Disruption of duplicated yellow genes in Bactrocera tryoni modifies pigmentation colouration and impacts behaviour
Thu NM Nguyen, Vivian Mendez, Christopher Ward, Peter Crisp, Alexie Papanicolaou, Amanda Choo, Phillip W Taylor, Simon W Baxter
JOURNAL OF PEST SCIENCE | SPRINGER HEIDELBERG | Published : 2020
Irradiated Queensland fruit flies (Bactrocera tryoni) used in Sterile Insect Technique (SIT) programmes are marked with fluorescent dyes to distinguish them from wild flies when recaptured in monitoring traps. However, coating sterile pupae with powdered dyes can reduce emergence rates and fly quality and can sometimes produce insufficiently certain discrimination through inadequate coating or because the dye is transferred to wild flies through contact. Here we created a phenotypically distinct B. tryoni strain that lacks typical melanisation patterns through CRISPR/Cas9-mediated mutagenesis of tandemly duplicated yellow-y genes and then assessed effects of this visible trait on fly perform..View full abstract

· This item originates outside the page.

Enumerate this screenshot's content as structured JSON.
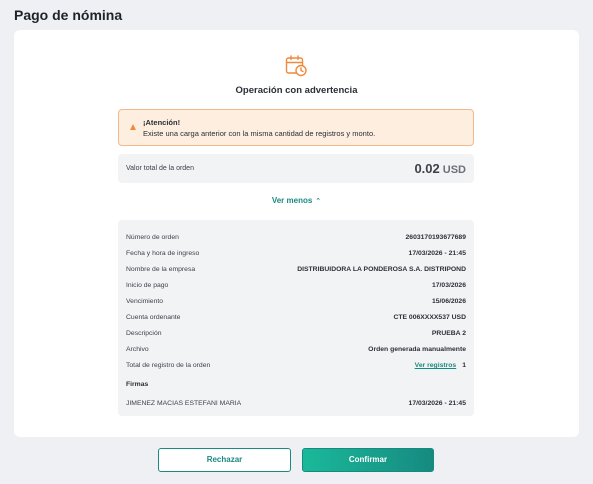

Awarded by Hermon Slade Foundation
Awarded by Hort Frontiers Fruit Fly Fund, part of the Hort Frontiers strategic partnership initiative
This work was funded by Hermon Slade Foundation Grant 18/06 and the National SITplus programme through Hort Innovation, using the research and development levy funds from the vegetable, apple and pear, citrus, strawberry, table grape, cherry, and summer fruit industries, with co-investment from South Australian Research and Development Institute (SARDI), the research arm of Primary Industries and Regions South Australia (PIRSA), and the Australian Government. Quality control assessment received additional support from the SITplus collaborative fruit fly programme. Project Raising Q-fly Sterile Insect Technique to World Standard (HG14033) is funded by the Hort Frontiers Fruit Fly Fund, part of the Hort Frontiers strategic partnership initiative developed by Hort Innovation, with co-investment from Macquarie University and contributions from the Australian Government. AP is funded by the Hawkesbury Institute for the Environment.